The 2006 RRS had an air compressor with a weak intake valve spring. The spring wouldn't keep the valve closed and allowed air to escape which caused the compressor to not produce enough pressure. Then the system would say "well, we didn't get the right pressure in the allotted time, let's go to slammed mode". I had this problem with mine and replaced the compressor with one from ebay for like $250. I think my replacement was off a 2008. Looks like you can get them on ebay starting at $170 now. Before going down that route, pull the suspension fault code and if it's the "pressure wasn't reached in time" fault. If it was, it's probably the compressor... or a big system leak somewhere. Replacing the compressor is totally doable your garage. If you have a Disco, you know how to work on LRs.
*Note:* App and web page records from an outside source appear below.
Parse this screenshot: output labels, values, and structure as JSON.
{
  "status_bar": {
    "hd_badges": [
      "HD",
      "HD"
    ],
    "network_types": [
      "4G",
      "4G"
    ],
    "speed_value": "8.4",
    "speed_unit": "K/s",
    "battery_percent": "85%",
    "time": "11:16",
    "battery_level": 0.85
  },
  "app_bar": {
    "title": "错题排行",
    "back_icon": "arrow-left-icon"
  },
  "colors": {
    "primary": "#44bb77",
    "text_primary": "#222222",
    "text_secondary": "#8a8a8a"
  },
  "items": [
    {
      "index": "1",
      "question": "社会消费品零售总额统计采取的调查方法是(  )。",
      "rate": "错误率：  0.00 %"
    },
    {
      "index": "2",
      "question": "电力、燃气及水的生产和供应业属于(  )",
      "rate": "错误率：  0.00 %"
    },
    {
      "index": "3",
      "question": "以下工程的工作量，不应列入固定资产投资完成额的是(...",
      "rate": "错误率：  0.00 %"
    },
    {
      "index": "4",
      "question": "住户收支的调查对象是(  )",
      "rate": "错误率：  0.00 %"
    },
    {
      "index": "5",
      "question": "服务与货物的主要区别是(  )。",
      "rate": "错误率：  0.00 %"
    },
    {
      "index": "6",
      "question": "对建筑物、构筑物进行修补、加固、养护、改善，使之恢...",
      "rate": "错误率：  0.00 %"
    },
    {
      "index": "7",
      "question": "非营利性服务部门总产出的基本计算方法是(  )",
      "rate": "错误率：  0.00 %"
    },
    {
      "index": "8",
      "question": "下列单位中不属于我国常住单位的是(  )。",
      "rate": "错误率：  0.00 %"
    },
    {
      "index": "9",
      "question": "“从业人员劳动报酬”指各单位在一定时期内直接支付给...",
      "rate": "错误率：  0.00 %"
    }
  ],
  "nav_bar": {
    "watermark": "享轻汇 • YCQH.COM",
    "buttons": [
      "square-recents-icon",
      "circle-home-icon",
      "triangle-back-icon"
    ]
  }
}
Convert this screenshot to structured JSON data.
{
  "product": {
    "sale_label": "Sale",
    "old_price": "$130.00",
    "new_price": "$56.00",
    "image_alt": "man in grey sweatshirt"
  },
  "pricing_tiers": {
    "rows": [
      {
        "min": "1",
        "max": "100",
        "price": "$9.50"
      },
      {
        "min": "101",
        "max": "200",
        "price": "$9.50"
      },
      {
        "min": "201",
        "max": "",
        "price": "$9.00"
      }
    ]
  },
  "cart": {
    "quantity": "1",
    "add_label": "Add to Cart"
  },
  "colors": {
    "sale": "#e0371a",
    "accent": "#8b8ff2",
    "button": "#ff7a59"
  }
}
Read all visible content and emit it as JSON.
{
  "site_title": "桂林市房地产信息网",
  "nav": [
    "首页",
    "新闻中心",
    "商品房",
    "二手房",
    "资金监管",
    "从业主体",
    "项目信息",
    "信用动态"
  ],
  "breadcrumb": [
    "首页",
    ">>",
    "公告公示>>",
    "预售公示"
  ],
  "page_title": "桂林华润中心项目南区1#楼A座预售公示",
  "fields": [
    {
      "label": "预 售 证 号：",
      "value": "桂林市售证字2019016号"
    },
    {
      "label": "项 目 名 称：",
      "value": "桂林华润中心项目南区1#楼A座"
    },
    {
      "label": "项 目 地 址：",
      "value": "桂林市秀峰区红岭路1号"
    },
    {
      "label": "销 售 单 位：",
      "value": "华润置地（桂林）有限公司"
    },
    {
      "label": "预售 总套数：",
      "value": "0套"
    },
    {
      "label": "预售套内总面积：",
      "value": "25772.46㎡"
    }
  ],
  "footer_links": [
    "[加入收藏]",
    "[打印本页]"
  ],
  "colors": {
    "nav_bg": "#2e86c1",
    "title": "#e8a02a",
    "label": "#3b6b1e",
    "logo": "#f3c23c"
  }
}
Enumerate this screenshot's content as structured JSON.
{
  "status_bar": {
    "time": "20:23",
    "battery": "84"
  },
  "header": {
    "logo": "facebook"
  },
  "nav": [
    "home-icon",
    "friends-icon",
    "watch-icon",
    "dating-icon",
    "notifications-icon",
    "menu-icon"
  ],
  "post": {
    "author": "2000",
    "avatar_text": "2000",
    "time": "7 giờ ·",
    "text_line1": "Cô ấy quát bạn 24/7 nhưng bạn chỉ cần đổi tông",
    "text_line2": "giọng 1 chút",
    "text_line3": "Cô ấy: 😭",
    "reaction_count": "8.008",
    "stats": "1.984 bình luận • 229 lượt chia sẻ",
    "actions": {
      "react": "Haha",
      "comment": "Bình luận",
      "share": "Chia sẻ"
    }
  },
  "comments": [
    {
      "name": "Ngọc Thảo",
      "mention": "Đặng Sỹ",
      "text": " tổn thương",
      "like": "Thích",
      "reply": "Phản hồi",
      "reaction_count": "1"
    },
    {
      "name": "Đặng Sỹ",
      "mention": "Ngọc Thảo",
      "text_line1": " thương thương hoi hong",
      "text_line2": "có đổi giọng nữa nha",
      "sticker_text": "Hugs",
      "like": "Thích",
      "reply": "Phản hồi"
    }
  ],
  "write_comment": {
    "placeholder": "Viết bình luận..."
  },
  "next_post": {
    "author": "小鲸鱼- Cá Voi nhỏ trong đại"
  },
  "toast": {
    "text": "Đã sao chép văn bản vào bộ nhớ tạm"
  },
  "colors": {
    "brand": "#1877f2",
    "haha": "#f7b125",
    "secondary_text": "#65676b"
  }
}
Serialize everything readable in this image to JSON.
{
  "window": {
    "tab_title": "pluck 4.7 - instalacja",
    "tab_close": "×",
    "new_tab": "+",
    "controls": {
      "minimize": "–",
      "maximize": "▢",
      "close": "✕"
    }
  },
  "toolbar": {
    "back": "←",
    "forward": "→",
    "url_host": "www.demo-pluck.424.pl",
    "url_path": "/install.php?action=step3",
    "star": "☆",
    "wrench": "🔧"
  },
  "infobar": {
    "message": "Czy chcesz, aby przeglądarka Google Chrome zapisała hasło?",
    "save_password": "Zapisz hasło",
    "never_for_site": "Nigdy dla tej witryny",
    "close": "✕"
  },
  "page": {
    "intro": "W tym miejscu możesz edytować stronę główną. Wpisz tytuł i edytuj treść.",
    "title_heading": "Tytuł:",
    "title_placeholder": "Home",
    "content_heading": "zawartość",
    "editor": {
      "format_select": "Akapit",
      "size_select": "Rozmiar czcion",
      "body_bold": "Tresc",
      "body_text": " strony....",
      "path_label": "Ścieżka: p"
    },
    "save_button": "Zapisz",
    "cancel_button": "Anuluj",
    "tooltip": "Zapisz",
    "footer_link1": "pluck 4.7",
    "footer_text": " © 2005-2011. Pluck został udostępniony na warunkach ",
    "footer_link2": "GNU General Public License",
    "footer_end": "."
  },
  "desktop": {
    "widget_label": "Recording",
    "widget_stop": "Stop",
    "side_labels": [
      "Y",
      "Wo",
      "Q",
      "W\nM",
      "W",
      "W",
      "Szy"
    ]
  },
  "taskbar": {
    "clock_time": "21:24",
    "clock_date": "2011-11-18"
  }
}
The bags seem to be pretty reliable AFAIK
. A leaky bag would make one corner low and the compressor would run all the time to keep it up. It'd show up as one corner sagging after it sits for a bit. You can get replacement bags for $430 on the front and $307 on the back each from Atlantic British. (They're on sale now) I'd replace the air shocks before converting to springs because the air ride is just so darn comfortable and capable in offroad height. It also has "Extended mode" for if it detects that it's high-centered on something. It'll push an extra few inches to try and get out of it. Really sweet system.
If it has the ACE system, inspect the sway bars and look for pop-can sized "thing" in the middle. This is the ACE "thing" that uses high pressure hydraulic fluid to resist cornering and keep the Range level. Works great. Check those can-looking things for leaks / weeps. Mine are starting to weep a bit and that's common for this age. If they are leaking badly, that can cause a suspension fault, but it'd show up as ACE in the dash. You don't want a Range with really leaky ACE swaybars. They're stupid-expensive. If they are weeping, keep an eye on them and keep the fluid topped up because the system can be trashed by running low.
Another good thing to know is that these Ranges lose their friggin mind if the battery is bad or if they sit for a long time without charging. Low voltage will cause a suspension fault because the computer doesn't get info from the height sensors. When this happens you usually see transmission, HDC, and suspension faults as well. Sometimes you see ACE faults too, but that seems to only happen around 10v.
My RRS is a monster offroad. It's got triple locking diffs and amazing traction control. It's an absolute blast to own!